Frequently, Iran is declared to be a “state sponsor of terror” by US officials and media outlets. However, it is leaders of the United States that are currently promoting the cause of the dangerous and violent MEK.
Hillary Clinton played an important role in removing the group from the official state department list of “Foreign Terrorist Organizations.” Rudy Giuliani, former Mayor of New York City, promotes its cause by acting as MEK’s spokesman. Tom Ridge, former head of the Department of Homeland Security, has played a similar role for the group. Very few US media commentators have highlighted the irony of “America’s Mayor” embracing a group of “Islamic Marxist” militants – and the truth about MEK and its relationship with figures in Washington DC is largely unknown.
Occasionally, US officials will try to justify the coddling of this group of violent extremists with vague claims that it “renounced violence.” However, the group is very open about continuing its armed underground activities inside the Islamic Republic of Iran. Reports indicate that it was members of MEK, in cooperation with the Mossad that assassinated scientists working on Iran’s peaceful nuclear energy program in 2012.
While MEK denies it works with the Israeli government, a fact that should shatter the credibility of anyone claiming to be an “Islamic Marxist,” the truth was leaked to NBC by the Obama Administration.
The US press largely treats MEK like romantic pacifist freedom fighters. In her interviews, Maryam Rajavi seems frighteningly confident that she will be successful and her organization will someday come to power.
In her interview with FOX’s Shawn, she said, “I am confident the mullah’s religious dictatorship will not last and will be overthrown.” In the interview, a woman who oversaw the slaughter of thousands compared herself to Jefferson, Lincoln, and even pacifist civil rights leader Dr. Martin Luther King, Jr. FOX’s Shawn sat in front of her nodding, never questioning her words or intentions.
If one looks at Libya after the US/NATO “regime change,” or the state of Syria after four years of US-funded civil war against the government, it should be clear what “regime change” in Iran will mean.

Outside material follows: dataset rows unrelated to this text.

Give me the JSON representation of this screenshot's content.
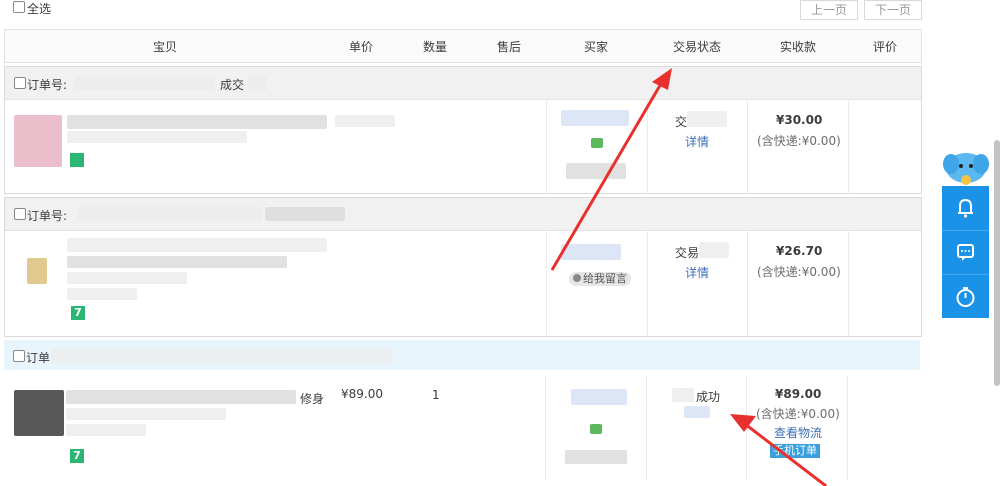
{
  "toolbar": {
    "select_all_label": "全选",
    "prev_page_label": "上一页",
    "next_page_label": "下一页"
  },
  "table": {
    "headers": [
      "宝贝",
      "单价",
      "数量",
      "售后",
      "买家",
      "交易状态",
      "实收款",
      "评价"
    ]
  },
  "orders": [
    {
      "order_label": "订单号:",
      "status_prefix": "成交",
      "status_text": "交",
      "detail_link": "详情",
      "paid": "¥30.00",
      "shipping": "(含快递:¥0.00)"
    },
    {
      "order_label": "订单号:",
      "status_text": "交易",
      "detail_link": "详情",
      "paid": "¥26.70",
      "shipping": "(含快递:¥0.00)",
      "feedback_text": "给我留言",
      "badge": "7"
    },
    {
      "order_label": "订单",
      "unit_price": "¥89.00",
      "quantity": "1",
      "item_suffix": "修身",
      "status_text": "成功",
      "paid": "¥89.00",
      "shipping": "(含快递:¥0.00)",
      "logistics_link": "查看物流",
      "mobile_tag": "手机订单",
      "badge": "7"
    }
  ],
  "side_panel": {
    "icons": [
      "mascot-icon",
      "bell-icon",
      "message-icon",
      "timer-icon"
    ]
  },
  "colors": {
    "accent": "#1a92e8",
    "link": "#3d6fb6",
    "annotation": "#e8312f"
  }
}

The fact that the US media is openly promoting extremists like MEK – and their fantastic claims about nuclear weapons – should be a warning call to all who would support US efforts in the region.
The promises from US officials of “stability” made before the invasion of Iraq and Afghanistan, or the overthrow of Gaddafi, never materialized. Instead, the various US- and NATO-installed collaborators and extremists turned their guns against each other. With chaos and destruction in the region, the US and Israel remained secure in their control of the oil profits and world markets.
The poster children for the US/Israeli crusade against the Islamic Republic, Massoud and Maryam Rajavi are hardly capable of bringing peace and stability. The MEK is much like ISIS in Syria, or the US-backed insurgents in Libya. They are bloodthirsty extremists who would destroy Iran’s existing stability and independent economic development, replacing it with chaos, destruction, and death.
The promotion of such extremists, who unleash violence and chaos, fits perfectly with the realpolitik strategy laid out by former US National Security Adviser Zbigniew Brzezinski: “Maintain security dependence among the vassals, to keep tributaries pliant and protected, and to keep the barbarians from coming together.” (Zbigniew Brzezinski “The Grand Chessboard,” p. 40)
The program of the United States and Israel for the Middle East is permanent civil war, chaos, and death. Part of implementing this program is the rallying cry of “regime change in Iran,” and the promotion of violent terrorists who oppose the Islamic Republic.
The statements, views and opinions expressed in this column are solely those of the author and do not necessarily represent those of RT.